*** Materials provided ***
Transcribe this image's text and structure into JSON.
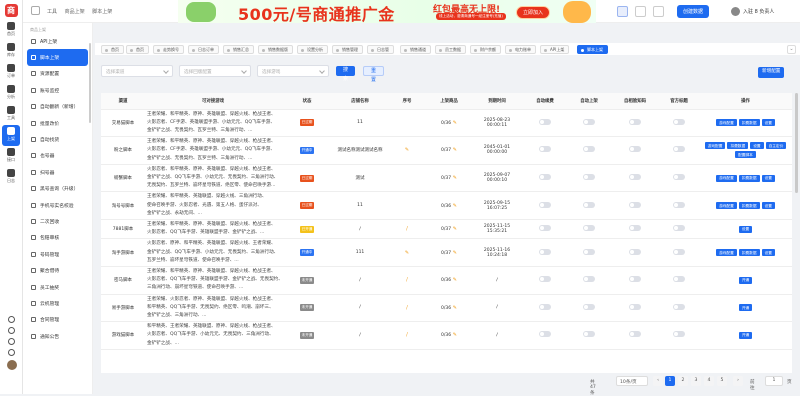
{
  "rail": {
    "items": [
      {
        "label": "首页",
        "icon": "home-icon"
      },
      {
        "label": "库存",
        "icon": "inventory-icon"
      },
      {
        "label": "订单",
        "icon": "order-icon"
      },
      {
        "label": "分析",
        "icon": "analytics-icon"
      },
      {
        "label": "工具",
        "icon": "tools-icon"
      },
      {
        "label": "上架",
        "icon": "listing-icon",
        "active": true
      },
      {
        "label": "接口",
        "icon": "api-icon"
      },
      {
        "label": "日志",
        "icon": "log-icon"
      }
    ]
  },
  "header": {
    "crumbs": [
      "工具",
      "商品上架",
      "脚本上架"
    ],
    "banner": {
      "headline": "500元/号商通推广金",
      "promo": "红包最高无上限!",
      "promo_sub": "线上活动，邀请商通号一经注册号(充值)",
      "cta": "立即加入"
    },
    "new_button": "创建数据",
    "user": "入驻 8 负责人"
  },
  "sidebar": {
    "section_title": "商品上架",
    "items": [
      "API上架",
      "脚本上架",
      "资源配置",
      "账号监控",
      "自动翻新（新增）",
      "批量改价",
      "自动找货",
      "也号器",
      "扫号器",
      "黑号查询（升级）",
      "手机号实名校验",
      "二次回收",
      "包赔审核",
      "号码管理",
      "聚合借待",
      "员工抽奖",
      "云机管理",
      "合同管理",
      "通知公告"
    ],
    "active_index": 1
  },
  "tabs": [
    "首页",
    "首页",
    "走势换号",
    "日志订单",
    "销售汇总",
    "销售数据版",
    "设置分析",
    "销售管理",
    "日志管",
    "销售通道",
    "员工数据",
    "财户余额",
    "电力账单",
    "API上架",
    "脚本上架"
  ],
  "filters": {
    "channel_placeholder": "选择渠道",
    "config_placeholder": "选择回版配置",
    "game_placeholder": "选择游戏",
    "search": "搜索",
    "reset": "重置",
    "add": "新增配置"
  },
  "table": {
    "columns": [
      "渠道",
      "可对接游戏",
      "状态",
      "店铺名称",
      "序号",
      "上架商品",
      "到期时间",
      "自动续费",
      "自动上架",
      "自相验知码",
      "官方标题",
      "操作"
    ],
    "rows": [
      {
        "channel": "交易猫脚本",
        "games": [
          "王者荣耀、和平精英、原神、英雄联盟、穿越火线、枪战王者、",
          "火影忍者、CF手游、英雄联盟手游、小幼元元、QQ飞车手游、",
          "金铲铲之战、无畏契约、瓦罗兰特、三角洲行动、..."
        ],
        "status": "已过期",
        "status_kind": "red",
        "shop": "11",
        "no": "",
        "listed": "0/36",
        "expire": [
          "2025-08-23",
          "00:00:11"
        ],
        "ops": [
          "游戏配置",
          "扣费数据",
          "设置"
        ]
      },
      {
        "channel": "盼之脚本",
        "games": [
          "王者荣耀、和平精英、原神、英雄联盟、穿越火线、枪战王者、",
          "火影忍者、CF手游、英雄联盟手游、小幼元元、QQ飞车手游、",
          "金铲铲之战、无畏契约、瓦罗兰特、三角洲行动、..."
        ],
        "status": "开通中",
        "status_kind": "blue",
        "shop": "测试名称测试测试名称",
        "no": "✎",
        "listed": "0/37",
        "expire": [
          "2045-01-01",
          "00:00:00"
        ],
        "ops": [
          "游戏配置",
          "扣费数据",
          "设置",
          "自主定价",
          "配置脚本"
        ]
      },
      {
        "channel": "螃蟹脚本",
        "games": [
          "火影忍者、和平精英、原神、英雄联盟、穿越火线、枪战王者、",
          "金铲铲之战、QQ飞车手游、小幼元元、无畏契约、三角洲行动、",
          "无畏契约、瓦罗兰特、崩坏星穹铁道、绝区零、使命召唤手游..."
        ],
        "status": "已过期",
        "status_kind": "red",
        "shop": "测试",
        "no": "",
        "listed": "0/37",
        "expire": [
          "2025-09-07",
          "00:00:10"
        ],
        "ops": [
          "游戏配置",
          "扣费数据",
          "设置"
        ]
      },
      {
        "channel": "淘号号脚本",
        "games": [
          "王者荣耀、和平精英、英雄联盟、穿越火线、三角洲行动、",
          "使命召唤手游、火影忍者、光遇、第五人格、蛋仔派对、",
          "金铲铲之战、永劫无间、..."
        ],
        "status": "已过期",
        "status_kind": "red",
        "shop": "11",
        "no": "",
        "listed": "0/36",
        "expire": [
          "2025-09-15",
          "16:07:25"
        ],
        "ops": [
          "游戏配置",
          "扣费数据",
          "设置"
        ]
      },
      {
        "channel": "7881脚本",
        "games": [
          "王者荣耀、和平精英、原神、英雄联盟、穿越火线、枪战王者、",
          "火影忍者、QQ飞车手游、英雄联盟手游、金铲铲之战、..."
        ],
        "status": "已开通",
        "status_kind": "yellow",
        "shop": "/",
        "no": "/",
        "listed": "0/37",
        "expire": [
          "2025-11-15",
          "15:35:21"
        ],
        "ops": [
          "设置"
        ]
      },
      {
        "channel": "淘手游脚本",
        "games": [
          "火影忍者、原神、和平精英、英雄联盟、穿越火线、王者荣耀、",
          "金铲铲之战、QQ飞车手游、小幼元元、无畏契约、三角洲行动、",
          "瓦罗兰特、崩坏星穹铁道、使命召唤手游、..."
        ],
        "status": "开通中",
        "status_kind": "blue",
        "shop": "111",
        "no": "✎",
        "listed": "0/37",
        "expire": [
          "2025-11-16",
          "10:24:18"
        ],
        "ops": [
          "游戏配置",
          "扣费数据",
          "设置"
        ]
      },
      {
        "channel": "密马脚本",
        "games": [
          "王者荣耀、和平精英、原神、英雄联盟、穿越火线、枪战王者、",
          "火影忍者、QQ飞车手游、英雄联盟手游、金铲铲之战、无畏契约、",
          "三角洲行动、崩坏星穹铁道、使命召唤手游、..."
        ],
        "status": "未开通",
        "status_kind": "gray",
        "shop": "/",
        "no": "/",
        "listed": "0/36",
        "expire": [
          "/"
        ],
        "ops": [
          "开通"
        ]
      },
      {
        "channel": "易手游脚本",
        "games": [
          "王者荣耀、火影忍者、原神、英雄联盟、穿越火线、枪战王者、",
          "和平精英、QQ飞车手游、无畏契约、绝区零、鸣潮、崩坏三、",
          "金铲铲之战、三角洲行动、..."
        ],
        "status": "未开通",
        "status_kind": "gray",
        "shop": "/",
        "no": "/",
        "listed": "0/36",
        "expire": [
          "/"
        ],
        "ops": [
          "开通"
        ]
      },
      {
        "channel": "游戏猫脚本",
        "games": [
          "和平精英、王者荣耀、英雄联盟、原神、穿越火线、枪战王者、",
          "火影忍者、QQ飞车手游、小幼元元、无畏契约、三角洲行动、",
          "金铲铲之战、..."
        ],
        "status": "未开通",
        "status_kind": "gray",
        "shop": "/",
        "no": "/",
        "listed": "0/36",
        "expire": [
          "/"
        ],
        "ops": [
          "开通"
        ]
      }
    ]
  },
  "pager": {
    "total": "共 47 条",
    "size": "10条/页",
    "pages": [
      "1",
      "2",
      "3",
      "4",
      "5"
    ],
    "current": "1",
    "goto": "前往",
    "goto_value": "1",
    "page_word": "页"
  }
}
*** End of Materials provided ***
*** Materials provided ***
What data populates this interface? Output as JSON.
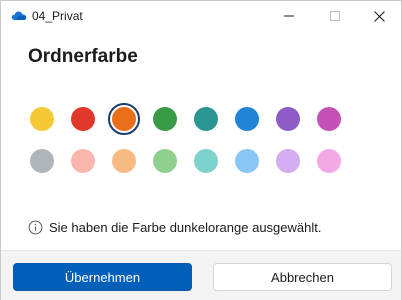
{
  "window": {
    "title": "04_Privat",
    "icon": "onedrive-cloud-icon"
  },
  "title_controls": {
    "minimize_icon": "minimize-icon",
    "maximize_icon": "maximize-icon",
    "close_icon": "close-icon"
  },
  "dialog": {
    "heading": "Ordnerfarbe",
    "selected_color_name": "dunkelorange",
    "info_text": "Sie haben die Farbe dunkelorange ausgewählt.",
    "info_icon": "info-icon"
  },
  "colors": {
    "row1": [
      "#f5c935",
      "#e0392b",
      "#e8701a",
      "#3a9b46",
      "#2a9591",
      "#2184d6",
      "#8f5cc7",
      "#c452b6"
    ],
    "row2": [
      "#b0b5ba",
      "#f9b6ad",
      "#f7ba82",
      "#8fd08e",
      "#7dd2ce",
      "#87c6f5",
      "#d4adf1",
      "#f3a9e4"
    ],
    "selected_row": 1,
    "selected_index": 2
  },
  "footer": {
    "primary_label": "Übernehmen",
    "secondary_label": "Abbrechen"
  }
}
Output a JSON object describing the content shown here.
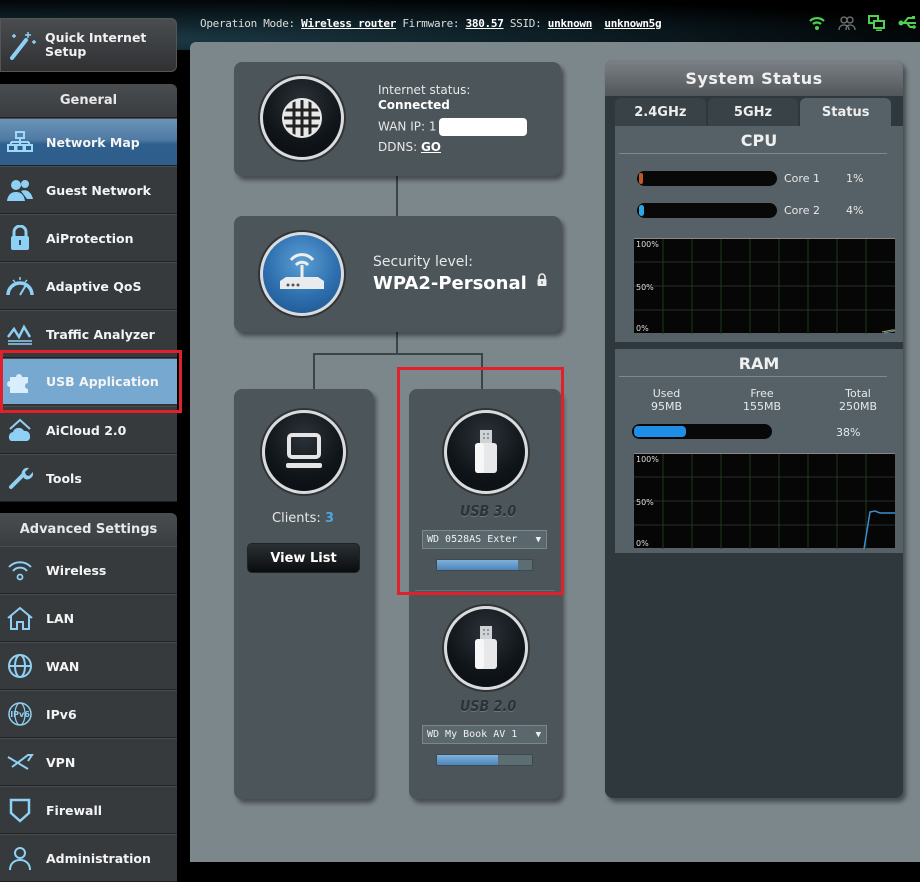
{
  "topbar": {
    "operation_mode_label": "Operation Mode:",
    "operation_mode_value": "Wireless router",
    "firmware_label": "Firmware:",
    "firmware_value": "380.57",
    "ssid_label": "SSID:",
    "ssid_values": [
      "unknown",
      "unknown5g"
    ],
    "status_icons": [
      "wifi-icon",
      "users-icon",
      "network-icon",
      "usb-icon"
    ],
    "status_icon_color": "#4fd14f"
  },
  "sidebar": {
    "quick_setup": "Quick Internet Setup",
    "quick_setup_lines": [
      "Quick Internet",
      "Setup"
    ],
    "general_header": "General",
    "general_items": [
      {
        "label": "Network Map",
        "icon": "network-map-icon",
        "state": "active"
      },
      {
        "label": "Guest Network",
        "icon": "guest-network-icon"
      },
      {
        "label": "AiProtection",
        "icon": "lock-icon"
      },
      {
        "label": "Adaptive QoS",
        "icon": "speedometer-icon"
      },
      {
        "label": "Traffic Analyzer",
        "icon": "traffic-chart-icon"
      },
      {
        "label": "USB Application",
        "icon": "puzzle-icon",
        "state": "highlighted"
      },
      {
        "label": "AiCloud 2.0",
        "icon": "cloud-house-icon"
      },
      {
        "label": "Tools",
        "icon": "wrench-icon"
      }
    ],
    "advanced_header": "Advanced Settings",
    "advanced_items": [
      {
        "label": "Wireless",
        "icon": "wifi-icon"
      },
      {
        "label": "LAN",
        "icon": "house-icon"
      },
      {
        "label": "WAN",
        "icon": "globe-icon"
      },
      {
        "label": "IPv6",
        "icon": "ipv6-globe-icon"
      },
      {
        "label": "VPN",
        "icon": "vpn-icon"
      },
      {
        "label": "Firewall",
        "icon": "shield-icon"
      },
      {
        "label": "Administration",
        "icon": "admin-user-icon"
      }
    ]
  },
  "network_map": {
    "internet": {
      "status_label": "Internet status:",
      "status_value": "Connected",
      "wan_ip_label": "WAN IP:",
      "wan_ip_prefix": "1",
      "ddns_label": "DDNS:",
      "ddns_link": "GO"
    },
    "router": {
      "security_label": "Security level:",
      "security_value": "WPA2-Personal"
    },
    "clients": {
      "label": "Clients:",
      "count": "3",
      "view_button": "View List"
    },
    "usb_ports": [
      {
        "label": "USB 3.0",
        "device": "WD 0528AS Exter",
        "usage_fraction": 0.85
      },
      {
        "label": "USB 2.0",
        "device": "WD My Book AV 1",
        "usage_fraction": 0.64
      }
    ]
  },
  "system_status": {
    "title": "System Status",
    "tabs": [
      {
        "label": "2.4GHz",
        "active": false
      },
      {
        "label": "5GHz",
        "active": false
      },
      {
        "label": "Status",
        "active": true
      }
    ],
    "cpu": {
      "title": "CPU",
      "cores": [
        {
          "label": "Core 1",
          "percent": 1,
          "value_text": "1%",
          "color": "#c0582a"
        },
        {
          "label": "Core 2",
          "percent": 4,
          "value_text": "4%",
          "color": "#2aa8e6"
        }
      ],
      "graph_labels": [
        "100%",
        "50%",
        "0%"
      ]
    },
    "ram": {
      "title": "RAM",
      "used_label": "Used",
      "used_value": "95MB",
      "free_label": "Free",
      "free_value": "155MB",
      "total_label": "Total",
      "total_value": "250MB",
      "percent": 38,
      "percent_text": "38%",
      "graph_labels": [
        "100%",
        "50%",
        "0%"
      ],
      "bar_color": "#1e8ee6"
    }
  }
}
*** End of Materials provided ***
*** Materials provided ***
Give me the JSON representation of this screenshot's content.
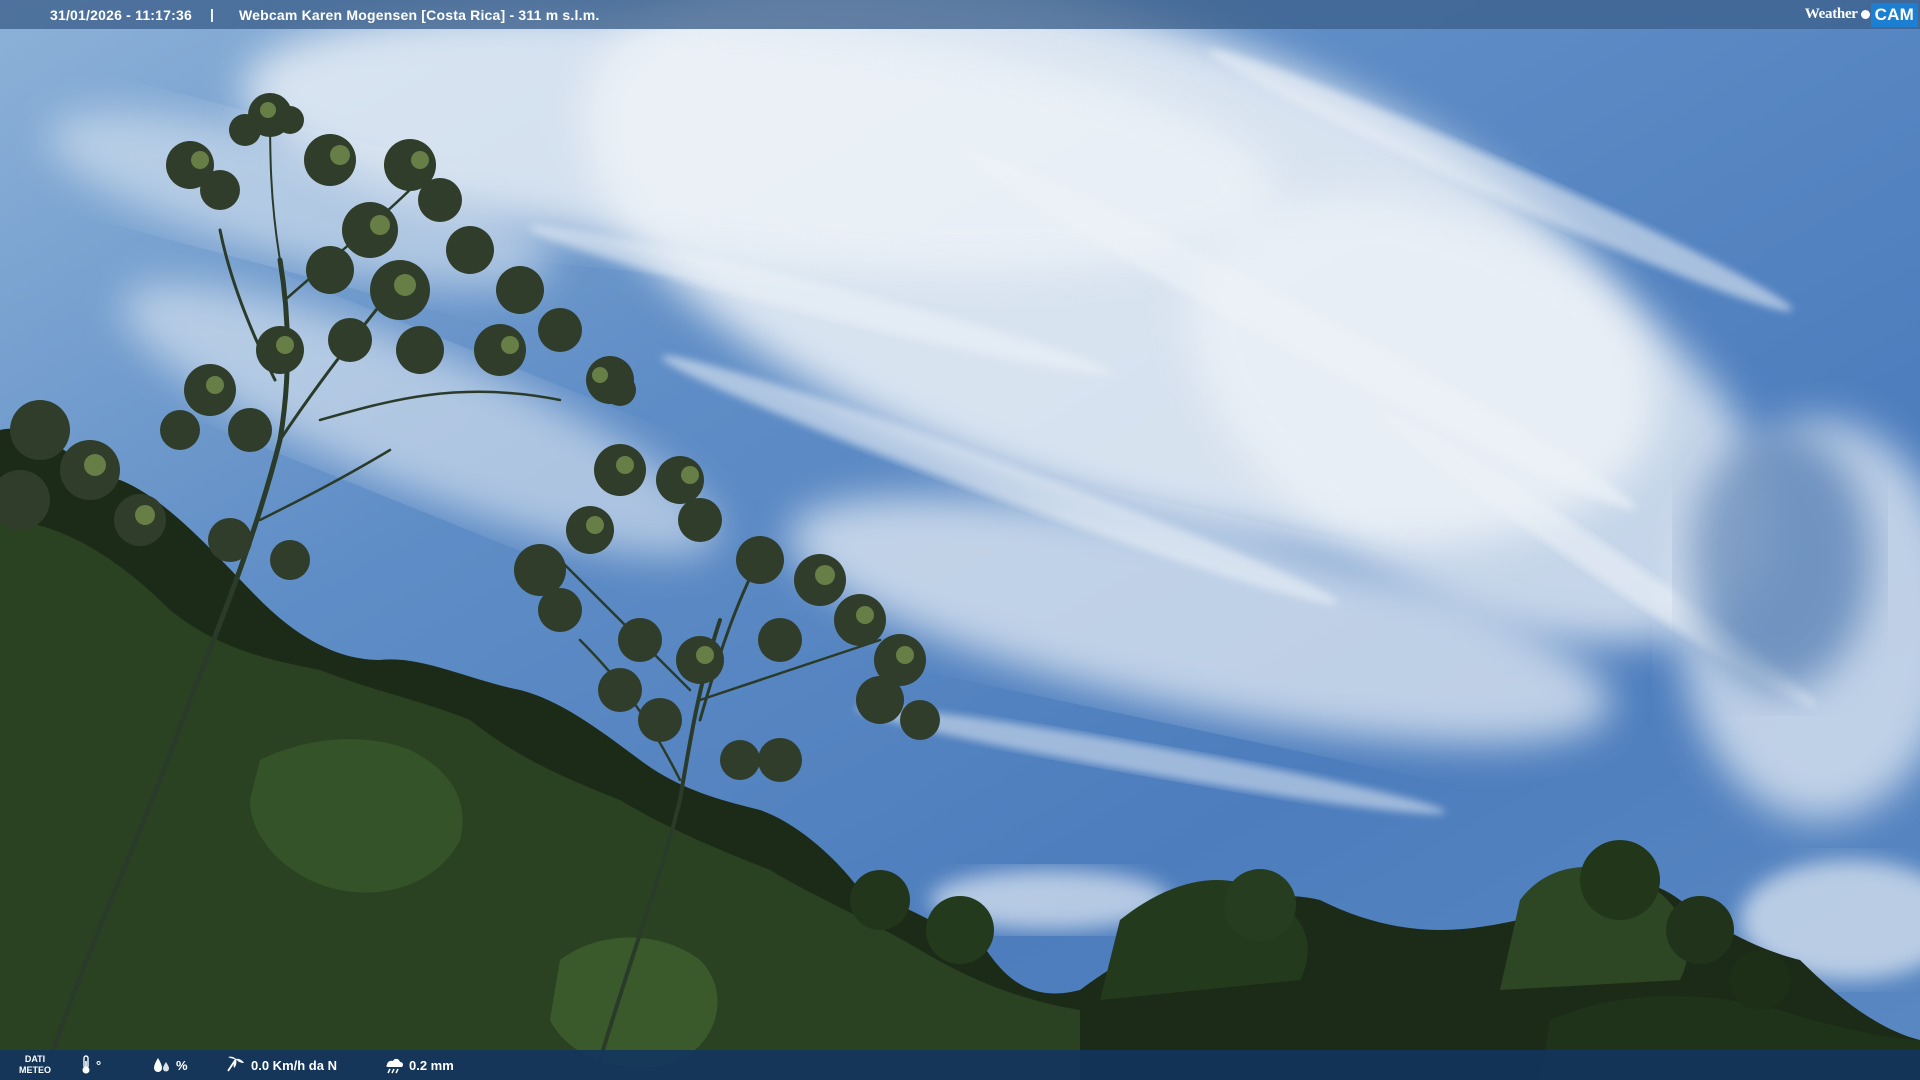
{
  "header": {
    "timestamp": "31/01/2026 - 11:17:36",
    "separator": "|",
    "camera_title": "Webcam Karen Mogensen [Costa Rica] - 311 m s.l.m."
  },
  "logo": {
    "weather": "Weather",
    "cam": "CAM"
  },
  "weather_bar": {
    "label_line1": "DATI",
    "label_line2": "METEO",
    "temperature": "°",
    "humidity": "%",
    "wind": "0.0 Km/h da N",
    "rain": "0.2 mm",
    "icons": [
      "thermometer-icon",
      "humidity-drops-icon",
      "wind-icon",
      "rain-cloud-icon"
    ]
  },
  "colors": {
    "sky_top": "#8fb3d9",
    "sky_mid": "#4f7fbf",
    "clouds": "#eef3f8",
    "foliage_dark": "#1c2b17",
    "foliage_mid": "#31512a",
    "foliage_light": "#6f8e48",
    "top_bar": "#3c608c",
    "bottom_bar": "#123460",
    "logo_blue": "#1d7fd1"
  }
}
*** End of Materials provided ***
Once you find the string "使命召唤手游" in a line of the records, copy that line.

          "无畏契约、瓦罗兰特、崩坏星穹铁道、绝区零、使命召唤手游..."
          "使命召唤手游、火影忍者、光遇、第五人格、蛋仔派对、",
          "瓦罗兰特、崩坏星穹铁道、使命召唤手游、..."
          "三角洲行动、崩坏星穹铁道、使命召唤手游、..."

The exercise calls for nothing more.